Your goal
Find and copy each line of the data that includes "name".

Dataset

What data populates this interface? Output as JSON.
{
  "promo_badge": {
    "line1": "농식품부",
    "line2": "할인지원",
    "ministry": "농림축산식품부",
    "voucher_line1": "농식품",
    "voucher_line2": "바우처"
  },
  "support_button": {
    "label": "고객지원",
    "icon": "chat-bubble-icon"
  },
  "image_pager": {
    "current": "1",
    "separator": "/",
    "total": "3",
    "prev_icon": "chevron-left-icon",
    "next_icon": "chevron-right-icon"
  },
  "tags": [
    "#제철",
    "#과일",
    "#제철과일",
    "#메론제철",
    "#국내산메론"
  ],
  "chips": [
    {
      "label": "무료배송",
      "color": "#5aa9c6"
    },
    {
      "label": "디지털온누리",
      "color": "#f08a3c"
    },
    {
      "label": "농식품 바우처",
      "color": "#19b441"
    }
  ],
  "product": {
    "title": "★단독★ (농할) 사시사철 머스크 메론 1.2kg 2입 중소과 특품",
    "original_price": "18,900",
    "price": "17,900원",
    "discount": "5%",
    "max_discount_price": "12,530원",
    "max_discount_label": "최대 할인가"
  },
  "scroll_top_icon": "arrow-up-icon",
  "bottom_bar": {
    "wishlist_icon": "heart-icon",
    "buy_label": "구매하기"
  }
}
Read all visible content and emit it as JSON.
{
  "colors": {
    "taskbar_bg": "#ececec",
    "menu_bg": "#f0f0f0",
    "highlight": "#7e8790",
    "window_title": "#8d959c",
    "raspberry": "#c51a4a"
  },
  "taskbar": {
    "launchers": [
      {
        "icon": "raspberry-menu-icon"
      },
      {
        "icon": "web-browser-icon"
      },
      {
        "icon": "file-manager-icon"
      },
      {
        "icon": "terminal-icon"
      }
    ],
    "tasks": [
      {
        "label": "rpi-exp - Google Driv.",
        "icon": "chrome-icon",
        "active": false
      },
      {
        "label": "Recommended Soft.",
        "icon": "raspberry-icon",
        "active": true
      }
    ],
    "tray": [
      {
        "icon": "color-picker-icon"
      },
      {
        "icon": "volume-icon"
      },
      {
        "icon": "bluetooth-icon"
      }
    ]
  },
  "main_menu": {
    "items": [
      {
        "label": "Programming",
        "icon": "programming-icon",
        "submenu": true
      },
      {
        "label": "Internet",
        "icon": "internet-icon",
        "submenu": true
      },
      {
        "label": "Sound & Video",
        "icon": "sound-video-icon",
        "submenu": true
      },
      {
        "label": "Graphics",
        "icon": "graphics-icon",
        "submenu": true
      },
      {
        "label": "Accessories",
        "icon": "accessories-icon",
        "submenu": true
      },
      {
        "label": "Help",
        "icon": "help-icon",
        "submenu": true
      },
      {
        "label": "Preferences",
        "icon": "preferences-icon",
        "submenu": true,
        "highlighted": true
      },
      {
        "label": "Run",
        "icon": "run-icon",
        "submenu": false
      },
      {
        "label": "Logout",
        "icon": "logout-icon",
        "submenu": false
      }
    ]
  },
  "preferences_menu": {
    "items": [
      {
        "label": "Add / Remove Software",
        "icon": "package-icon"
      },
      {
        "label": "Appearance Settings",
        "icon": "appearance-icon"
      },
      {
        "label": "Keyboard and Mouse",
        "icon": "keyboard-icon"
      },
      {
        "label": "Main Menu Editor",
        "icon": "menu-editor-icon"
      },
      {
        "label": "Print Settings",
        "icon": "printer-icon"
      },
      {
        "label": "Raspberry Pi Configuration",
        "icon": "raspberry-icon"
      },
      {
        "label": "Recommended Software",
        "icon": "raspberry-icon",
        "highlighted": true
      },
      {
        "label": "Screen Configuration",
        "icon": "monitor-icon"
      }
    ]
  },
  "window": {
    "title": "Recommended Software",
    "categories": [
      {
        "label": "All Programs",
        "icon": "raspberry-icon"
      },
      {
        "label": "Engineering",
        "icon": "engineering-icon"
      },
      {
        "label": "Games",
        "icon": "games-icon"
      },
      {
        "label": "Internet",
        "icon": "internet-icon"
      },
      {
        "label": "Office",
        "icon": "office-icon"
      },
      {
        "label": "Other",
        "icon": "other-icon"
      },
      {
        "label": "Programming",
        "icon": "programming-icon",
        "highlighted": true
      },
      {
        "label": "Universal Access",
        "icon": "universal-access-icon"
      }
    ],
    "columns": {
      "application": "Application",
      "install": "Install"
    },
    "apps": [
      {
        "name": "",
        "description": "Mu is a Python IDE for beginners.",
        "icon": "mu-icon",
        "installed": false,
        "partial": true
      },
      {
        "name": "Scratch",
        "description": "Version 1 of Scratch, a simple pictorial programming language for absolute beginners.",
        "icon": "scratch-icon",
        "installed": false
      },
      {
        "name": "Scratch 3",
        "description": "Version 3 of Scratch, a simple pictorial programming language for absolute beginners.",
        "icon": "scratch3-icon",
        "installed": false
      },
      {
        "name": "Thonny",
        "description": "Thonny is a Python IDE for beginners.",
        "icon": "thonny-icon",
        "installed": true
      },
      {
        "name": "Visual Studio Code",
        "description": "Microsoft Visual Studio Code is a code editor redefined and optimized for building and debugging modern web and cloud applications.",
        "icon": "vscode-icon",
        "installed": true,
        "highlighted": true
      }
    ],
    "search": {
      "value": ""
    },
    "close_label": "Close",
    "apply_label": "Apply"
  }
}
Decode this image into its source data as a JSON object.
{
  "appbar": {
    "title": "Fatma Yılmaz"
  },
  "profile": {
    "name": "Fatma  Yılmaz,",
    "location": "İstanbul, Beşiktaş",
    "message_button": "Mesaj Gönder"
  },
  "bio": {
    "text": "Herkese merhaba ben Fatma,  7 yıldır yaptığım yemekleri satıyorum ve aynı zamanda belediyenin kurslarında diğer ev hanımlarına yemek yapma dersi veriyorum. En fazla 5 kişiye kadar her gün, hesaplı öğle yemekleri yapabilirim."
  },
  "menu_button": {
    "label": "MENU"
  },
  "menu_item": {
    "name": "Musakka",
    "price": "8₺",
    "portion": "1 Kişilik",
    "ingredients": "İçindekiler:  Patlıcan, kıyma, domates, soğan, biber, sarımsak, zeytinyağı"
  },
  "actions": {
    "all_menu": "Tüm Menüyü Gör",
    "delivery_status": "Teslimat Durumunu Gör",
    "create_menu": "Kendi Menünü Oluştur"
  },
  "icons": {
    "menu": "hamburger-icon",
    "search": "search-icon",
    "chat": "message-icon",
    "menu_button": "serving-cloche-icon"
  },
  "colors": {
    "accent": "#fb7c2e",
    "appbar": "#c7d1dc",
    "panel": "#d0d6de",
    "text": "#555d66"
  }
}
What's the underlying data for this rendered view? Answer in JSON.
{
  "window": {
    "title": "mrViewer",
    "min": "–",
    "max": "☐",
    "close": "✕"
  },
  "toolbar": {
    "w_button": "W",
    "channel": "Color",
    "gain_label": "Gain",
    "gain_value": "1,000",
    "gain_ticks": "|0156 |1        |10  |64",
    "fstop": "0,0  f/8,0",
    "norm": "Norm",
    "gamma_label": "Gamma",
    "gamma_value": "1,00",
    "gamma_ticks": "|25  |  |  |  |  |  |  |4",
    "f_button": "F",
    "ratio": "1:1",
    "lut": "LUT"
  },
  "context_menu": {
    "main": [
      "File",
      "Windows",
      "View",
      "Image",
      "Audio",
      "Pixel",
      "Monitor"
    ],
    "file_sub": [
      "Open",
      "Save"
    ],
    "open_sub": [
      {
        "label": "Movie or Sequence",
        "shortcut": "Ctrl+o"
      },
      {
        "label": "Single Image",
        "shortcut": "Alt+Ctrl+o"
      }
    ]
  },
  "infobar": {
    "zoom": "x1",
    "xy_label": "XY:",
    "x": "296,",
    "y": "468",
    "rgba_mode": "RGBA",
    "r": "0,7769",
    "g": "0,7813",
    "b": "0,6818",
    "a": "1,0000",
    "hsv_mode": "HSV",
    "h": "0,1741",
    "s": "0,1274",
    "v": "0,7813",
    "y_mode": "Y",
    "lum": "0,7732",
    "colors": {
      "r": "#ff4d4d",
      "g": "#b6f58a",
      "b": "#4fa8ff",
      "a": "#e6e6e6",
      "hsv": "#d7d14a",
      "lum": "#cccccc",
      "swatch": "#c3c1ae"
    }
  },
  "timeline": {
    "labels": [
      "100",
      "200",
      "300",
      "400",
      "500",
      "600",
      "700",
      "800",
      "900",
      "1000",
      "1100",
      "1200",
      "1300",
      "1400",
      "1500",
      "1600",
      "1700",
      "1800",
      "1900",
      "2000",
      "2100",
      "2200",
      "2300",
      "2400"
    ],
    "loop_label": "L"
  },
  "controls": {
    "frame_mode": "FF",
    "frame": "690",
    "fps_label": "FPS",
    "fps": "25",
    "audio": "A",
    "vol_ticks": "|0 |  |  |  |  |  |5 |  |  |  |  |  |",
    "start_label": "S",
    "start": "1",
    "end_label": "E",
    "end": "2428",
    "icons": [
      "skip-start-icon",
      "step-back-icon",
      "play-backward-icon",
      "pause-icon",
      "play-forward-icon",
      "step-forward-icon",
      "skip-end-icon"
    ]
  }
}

Exercise response
        "name": "",
        "name": "Scratch",
        "name": "Scratch 3",
        "name": "Thonny",
        "name": "Visual Studio Code",
    "name": "Fatma  Yılmaz,",
    "name": "Musakka",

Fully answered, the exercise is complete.